(CNN) - The same day President Obama is delivering a high profile speech on immigration, a web video is making the rounds featuring a frustrated Arizona Gov. Jan Brewer imploring the president to "do your job" when it comes to securing the borders.
In the web video posted earlier this week, Brewer stands in front of recently erected signs 80 miles from Arizona's Mexican border that warn travelers "smuggling and illegal immigration may be encountered in this area."
"Two weeks ago I met with President Obama, he promised that we would get word from his administration on what they were going to do to secure the border. Well, we finally got the message, these signs," Brewer says. "I'm 80 miles away from the border and only 30 miles away from Arizona's capital. This is an outrage."
(CNN) - A labor union representing nearly 20,000 border patrol agents and staff Friday disputed comments made by Arizona Gov. Jan Brewer that most illegal immigrants coming across the southern border are smuggling drugs.
Brewer initially made the comments earlier this month during a debate of Republican gubernatorial candidates. She repeated them Friday when asked by a reporter for the basis of the claim.
"Well, we all know that the majority of the people that are coming to Arizona and trespassing are now becoming drug mules," Brewer said. "They're coming across our borders in huge numbers. The drug cartels have taken control of the immigration.
(CNN) - Arizona Gov. Jan Brewer is fuming over a comment by Secretary of State Hillary Clinton to an Ecuadorean television station that the government will file a lawsuit against Arizona's new immigration law.
In a statement Thursday, Brewer said she learned of plans for the lawsuit from the June 8 interview Clinton gave to NTN24.
According to a transcript of the interview, Clinton said that President Barack Obama had spoken out against the law because he believes the federal government should set immigration policy.

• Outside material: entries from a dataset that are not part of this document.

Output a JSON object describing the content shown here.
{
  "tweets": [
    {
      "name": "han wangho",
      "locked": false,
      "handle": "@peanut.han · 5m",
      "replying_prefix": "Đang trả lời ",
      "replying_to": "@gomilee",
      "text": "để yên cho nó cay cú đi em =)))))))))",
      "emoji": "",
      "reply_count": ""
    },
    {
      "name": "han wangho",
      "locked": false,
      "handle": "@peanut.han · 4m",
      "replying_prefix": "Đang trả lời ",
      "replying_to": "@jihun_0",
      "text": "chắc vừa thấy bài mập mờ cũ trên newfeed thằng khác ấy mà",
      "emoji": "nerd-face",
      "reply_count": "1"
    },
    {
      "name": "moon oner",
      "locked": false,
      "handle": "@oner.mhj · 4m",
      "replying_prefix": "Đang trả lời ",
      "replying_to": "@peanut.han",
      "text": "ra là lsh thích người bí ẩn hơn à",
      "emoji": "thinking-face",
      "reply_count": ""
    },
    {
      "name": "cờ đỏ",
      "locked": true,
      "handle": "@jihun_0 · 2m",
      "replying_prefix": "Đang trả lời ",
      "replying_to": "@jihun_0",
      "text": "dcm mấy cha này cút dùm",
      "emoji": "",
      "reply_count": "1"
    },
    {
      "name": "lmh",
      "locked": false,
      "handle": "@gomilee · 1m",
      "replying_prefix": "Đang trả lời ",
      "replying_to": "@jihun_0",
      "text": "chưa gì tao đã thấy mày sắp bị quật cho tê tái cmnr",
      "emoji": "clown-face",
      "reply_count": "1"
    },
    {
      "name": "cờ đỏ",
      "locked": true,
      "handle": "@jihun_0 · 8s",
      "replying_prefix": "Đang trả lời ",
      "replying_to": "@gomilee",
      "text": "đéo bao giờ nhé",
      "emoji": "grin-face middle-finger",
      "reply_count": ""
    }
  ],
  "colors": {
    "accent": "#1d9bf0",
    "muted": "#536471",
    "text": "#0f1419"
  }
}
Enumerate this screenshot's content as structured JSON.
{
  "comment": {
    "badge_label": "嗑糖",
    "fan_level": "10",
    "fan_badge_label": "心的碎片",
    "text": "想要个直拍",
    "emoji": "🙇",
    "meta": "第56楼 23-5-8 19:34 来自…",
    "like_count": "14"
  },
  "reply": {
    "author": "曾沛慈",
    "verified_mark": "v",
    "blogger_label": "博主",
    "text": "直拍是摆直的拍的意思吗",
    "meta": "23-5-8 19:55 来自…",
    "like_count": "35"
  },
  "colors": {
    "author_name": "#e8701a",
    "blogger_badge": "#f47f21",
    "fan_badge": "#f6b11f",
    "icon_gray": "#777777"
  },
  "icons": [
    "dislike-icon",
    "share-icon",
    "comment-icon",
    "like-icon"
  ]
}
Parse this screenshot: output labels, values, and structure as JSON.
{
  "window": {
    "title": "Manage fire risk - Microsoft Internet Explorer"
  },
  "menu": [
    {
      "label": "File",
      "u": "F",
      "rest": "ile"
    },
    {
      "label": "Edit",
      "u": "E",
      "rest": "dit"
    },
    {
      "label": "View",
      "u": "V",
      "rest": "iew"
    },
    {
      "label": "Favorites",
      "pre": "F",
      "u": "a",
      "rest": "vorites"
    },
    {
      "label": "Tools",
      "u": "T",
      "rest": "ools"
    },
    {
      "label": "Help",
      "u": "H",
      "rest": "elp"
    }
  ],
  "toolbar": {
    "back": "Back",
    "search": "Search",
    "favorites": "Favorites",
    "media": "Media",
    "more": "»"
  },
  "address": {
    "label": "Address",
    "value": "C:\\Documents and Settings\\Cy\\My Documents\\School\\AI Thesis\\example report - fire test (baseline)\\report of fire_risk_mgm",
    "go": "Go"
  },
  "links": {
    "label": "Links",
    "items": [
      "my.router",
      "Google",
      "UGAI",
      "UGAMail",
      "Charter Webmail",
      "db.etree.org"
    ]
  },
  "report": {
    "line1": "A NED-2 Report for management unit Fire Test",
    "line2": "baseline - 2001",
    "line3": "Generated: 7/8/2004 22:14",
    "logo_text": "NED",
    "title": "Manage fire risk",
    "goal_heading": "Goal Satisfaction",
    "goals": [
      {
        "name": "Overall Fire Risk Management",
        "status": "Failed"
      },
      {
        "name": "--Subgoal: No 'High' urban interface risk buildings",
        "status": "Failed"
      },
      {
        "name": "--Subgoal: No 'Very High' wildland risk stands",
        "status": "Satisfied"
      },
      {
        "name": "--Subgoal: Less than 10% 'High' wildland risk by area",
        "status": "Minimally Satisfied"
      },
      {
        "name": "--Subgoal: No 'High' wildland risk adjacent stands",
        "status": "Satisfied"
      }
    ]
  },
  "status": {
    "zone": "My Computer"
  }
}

"And the Justice Department, under his direction, will be bringing a lawsuit against the act," Clinton said in the interview.
On Thursday, a Justice Department spokesperson said no final decision had been made on the matter.
"The department continues to review the law," said the spokesperson, Tracy Schmaler.
Brewer's statement said she was "stunned and angered" by Clinton's statement that a lawsuit would be filed.
Los Angeles (CNN) - The executive director of Arizona's Democratic Party says passage of the state's immigration law is energizing Latinos to become politically active and register to vote with his party.
"We are seeing voter registration increase with higher numbers and swinging our way," said Louis Heredia, executive director of the Arizona Democratic Party. "The sense is that (Latinos) are now focused on the need to participate."
Heredia says the number of registered Democratic voters has jumped from about 100 a week to 500 a week during May, as party officials actively pursued residents at events protesting the immigration legislation that was signed into law by Republican Gov. Jan Brewer in April.
"I am not terribly concerned about a backlash," said state Republican Party Communications Director Matthew Roberts. "A lot of Hispanic and Latino groups are contacting our office telling us that they are hearing from people satisfied with the immigration reform."
Updated registration tallies will be released by Arizona's Secretary of State next month, however, registration forms do not ask for an individual's race or ethnicity.